The problem:
Work through the material below line by line and say how many lines include the word "menu". Only the number, please.

Supplied material:

═══

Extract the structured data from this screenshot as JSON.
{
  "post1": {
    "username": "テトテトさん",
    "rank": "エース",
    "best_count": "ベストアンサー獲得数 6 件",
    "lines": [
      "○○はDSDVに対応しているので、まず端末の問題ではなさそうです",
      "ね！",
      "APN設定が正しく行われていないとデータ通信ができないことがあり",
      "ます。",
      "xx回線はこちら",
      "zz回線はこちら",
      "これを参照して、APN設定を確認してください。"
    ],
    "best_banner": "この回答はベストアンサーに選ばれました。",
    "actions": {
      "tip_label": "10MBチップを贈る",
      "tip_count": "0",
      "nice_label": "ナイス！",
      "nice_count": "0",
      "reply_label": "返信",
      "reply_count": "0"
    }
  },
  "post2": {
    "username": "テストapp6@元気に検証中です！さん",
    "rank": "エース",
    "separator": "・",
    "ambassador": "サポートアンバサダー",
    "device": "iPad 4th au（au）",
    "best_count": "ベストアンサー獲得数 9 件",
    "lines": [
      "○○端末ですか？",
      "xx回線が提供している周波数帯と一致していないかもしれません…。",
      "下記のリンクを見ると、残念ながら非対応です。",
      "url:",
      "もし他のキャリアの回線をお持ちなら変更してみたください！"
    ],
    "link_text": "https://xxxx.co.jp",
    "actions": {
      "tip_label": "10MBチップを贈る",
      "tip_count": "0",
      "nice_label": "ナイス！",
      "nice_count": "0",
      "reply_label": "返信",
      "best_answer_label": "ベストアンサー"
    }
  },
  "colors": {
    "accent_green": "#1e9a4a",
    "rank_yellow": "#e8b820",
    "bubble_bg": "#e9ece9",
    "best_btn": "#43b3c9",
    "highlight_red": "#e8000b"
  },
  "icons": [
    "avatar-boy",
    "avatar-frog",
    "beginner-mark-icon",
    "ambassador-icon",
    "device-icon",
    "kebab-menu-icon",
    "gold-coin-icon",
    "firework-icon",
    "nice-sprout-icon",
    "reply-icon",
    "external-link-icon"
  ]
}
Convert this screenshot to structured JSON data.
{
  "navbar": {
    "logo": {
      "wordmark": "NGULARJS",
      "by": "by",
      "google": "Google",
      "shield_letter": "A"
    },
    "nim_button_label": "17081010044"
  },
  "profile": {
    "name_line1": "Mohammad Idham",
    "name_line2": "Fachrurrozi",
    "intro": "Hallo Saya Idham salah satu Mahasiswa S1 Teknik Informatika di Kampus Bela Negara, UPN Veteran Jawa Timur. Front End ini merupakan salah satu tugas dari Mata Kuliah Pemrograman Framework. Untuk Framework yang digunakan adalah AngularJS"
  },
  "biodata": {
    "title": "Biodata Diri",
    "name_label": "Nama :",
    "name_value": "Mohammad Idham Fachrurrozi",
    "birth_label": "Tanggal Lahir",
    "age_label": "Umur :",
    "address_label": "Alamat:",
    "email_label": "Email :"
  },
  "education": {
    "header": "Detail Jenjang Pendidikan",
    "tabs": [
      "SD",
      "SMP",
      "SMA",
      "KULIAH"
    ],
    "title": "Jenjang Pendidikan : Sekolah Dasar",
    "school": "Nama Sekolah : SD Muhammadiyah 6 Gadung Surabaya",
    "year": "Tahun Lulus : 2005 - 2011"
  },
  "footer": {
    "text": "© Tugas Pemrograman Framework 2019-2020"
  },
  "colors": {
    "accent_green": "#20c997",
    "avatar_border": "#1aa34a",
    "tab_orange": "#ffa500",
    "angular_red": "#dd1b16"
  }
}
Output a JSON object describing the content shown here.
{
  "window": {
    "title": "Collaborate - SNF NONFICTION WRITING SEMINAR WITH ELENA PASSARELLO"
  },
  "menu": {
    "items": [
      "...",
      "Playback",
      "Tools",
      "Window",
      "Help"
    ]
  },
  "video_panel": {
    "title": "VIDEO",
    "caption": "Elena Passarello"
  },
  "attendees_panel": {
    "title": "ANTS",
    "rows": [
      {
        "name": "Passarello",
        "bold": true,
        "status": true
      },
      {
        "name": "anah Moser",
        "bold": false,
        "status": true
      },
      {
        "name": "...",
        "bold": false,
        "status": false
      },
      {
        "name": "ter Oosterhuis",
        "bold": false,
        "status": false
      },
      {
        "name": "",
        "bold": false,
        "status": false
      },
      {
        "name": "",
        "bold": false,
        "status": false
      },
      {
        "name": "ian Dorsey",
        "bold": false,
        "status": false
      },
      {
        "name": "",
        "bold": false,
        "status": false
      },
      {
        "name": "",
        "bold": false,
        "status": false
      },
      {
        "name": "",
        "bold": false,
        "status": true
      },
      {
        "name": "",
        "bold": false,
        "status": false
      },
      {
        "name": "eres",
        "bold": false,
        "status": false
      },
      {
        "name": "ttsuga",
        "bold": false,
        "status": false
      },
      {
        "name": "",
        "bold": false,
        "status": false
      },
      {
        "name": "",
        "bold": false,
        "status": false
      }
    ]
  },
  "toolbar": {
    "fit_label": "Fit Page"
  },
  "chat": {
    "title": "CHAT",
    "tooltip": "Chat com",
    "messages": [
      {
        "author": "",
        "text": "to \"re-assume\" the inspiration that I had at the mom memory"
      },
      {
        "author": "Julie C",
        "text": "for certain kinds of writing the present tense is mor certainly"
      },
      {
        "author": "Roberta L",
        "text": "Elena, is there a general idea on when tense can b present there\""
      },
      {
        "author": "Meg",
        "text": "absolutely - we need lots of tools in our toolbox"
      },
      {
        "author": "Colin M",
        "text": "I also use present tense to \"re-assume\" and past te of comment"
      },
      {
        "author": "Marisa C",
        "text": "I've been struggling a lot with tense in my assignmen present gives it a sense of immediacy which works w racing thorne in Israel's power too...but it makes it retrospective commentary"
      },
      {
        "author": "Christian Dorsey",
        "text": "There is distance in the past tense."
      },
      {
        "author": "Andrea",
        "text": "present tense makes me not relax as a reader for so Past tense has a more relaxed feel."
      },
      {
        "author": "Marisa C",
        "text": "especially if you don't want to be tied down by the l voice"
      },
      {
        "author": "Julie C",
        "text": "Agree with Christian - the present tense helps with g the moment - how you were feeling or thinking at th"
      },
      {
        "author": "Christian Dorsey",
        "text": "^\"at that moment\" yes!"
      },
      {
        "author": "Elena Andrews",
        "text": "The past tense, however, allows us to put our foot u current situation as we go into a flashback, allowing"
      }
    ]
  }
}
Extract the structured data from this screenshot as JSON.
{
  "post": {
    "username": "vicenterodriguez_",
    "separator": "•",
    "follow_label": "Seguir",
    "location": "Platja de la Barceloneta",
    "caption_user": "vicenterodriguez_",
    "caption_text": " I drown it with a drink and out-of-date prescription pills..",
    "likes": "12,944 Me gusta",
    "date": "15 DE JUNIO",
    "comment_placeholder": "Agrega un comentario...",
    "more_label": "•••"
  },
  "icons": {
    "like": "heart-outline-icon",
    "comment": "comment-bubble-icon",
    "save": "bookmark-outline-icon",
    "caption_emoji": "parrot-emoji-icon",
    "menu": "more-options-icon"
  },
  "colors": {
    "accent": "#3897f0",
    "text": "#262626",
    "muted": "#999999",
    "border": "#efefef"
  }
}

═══

Expected answer:
3